## DIRECTIONS:
Type out the data exactly as given. Skip any image.

BEGIN

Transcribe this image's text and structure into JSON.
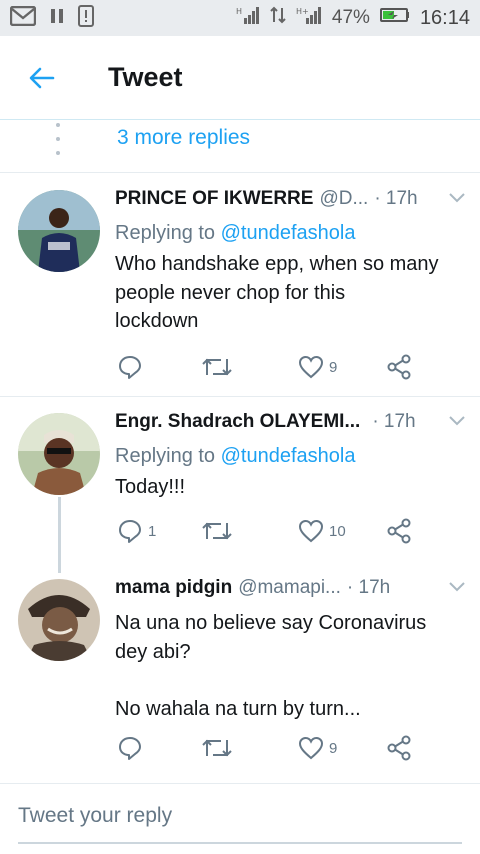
{
  "status_bar": {
    "battery": "47%",
    "time": "16:14"
  },
  "header": {
    "title": "Tweet"
  },
  "more_replies": {
    "label": "3 more replies"
  },
  "tweets": [
    {
      "name": "PRINCE OF IKWERRE",
      "handle": "@D...",
      "time": "· 17h",
      "replying_prefix": "Replying to ",
      "replying_to": "@tundefashola",
      "text": "Who handshake epp, when so many\npeople never chop for this\nlockdown",
      "reply_count": "",
      "retweet_count": "",
      "like_count": "9"
    },
    {
      "name": "Engr. Shadrach OLAYEMI...",
      "handle": "",
      "time": "· 17h",
      "replying_prefix": "Replying to ",
      "replying_to": "@tundefashola",
      "text": "Today!!!",
      "reply_count": "1",
      "retweet_count": "",
      "like_count": "10"
    },
    {
      "name": "mama pidgin",
      "handle": "@mamapi...",
      "time": "· 17h",
      "replying_prefix": "",
      "replying_to": "",
      "text": "Na una no believe say Coronavirus\ndey abi?\n\nNo wahala na turn by turn...",
      "reply_count": "",
      "retweet_count": "",
      "like_count": "9"
    }
  ],
  "composer": {
    "placeholder": "Tweet your reply"
  },
  "colors": {
    "accent": "#1da1f2",
    "secondary_text": "#657786",
    "primary_text": "#14171a"
  }
}
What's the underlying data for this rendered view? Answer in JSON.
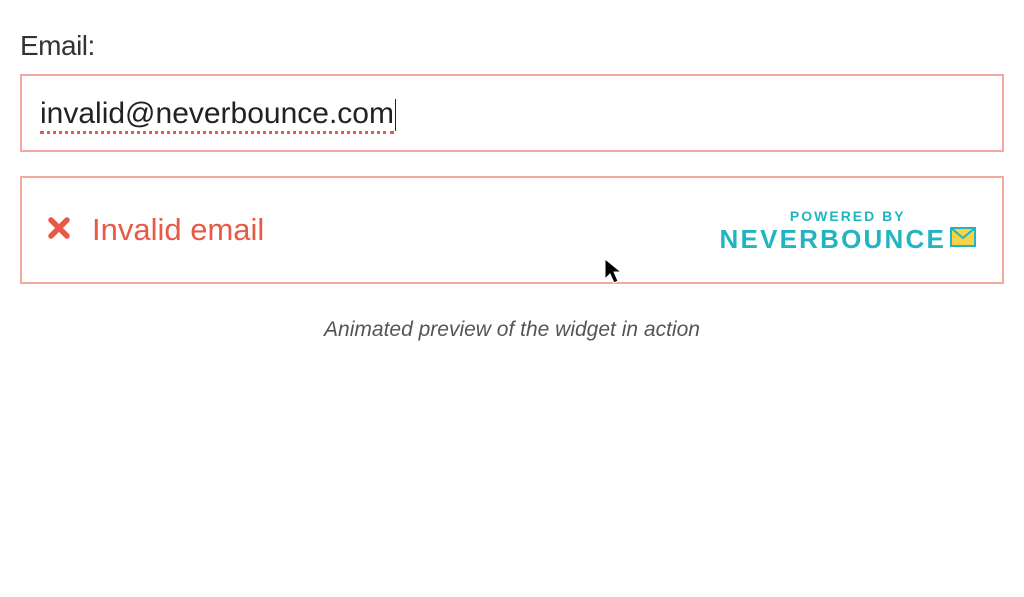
{
  "form": {
    "email_label": "Email:",
    "email_value": "invalid@neverbounce.com"
  },
  "validation": {
    "status_text": "Invalid email",
    "icon": "x-icon"
  },
  "branding": {
    "powered_by": "POWERED BY",
    "brand": "NEVERBOUNCE",
    "brand_icon": "envelope-check-icon"
  },
  "caption": "Animated preview of the widget in action",
  "colors": {
    "error_border": "#f3a99e",
    "error_text": "#e85a47",
    "brand_teal": "#21b5c1",
    "brand_yellow": "#f5d547"
  }
}
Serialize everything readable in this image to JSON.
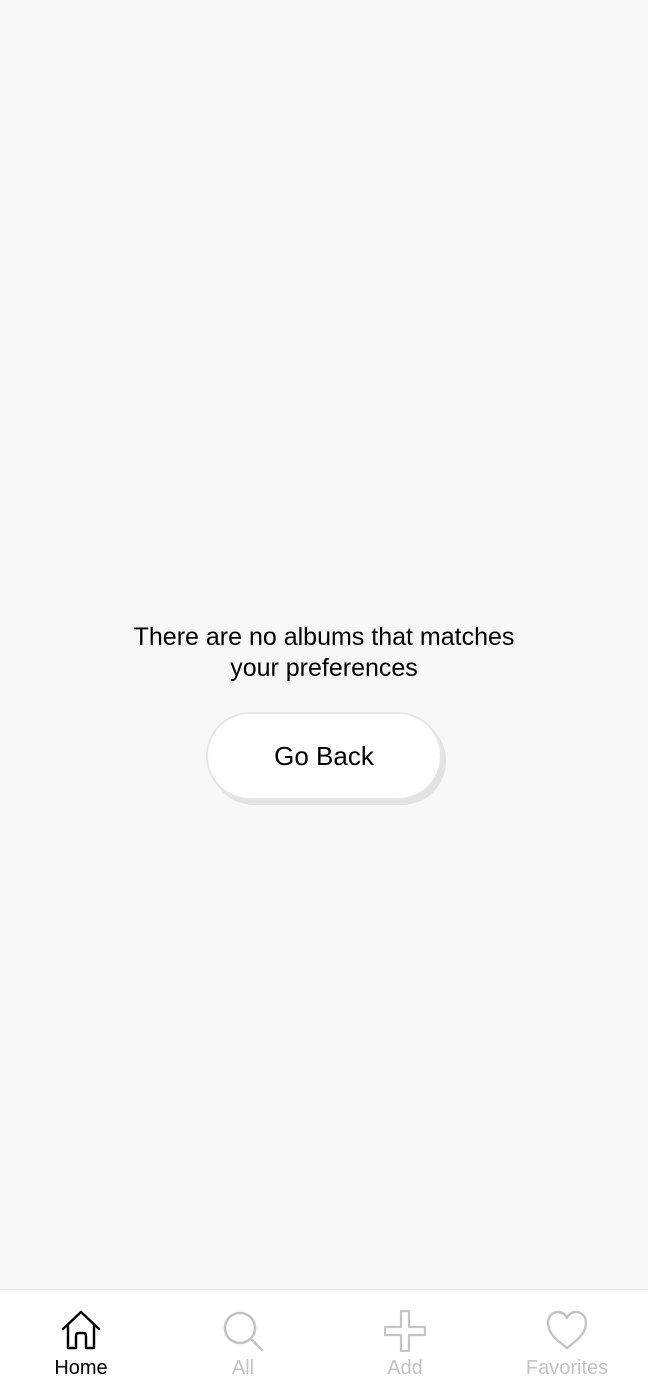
{
  "empty_state": {
    "message_line1": "There are no albums that matches",
    "message_line2": "your preferences",
    "button_label": "Go Back"
  },
  "tabbar": {
    "active_color": "#000000",
    "inactive_color": "#c4c4c4",
    "items": [
      {
        "label": "Home",
        "icon": "home-icon",
        "active": true
      },
      {
        "label": "All",
        "icon": "search-icon",
        "active": false
      },
      {
        "label": "Add",
        "icon": "plus-icon",
        "active": false
      },
      {
        "label": "Favorites",
        "icon": "heart-icon",
        "active": false
      }
    ]
  }
}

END

## SOLUTION TO THIS EXERCISE:
Transcribe this image's text and structure into JSON.
{
  "status_bar": {
    "battery": "47%",
    "time": "16:14"
  },
  "header": {
    "title": "Tweet"
  },
  "more_replies": {
    "label": "3 more replies"
  },
  "tweets": [
    {
      "name": "PRINCE OF IKWERRE",
      "handle": "@D...",
      "time": "· 17h",
      "replying_prefix": "Replying to ",
      "replying_to": "@tundefashola",
      "text": "Who handshake epp, when so many\npeople never chop for this\nlockdown",
      "reply_count": "",
      "retweet_count": "",
      "like_count": "9"
    },
    {
      "name": "Engr. Shadrach OLAYEMI...",
      "handle": "",
      "time": "· 17h",
      "replying_prefix": "Replying to ",
      "replying_to": "@tundefashola",
      "text": "Today!!!",
      "reply_count": "1",
      "retweet_count": "",
      "like_count": "10"
    },
    {
      "name": "mama pidgin",
      "handle": "@mamapi...",
      "time": "· 17h",
      "replying_prefix": "",
      "replying_to": "",
      "text": "Na una no believe say Coronavirus\ndey abi?\n\nNo wahala na turn by turn...",
      "reply_count": "",
      "retweet_count": "",
      "like_count": "9"
    }
  ],
  "composer": {
    "placeholder": "Tweet your reply"
  },
  "colors": {
    "accent": "#1da1f2",
    "secondary_text": "#657786",
    "primary_text": "#14171a"
  }
}
What's the underlying data for this rendered view? Answer in JSON.
{
  "form": {
    "email_label": "Email:",
    "email_value": "invalid@neverbounce.com"
  },
  "validation": {
    "status_text": "Invalid email",
    "icon": "x-icon"
  },
  "branding": {
    "powered_by": "POWERED BY",
    "brand": "NEVERBOUNCE",
    "brand_icon": "envelope-check-icon"
  },
  "caption": "Animated preview of the widget in action",
  "colors": {
    "error_border": "#f3a99e",
    "error_text": "#e85a47",
    "brand_teal": "#21b5c1",
    "brand_yellow": "#f5d547"
  }
}
Serialize everything readable in this image to JSON.
{
  "empty_state": {
    "message_line1": "There are no albums that matches",
    "message_line2": "your preferences",
    "button_label": "Go Back"
  },
  "tabbar": {
    "active_color": "#000000",
    "inactive_color": "#c4c4c4",
    "items": [
      {
        "label": "Home",
        "icon": "home-icon",
        "active": true
      },
      {
        "label": "All",
        "icon": "search-icon",
        "active": false
      },
      {
        "label": "Add",
        "icon": "plus-icon",
        "active": false
      },
      {
        "label": "Favorites",
        "icon": "heart-icon",
        "active": false
      }
    ]
  }
}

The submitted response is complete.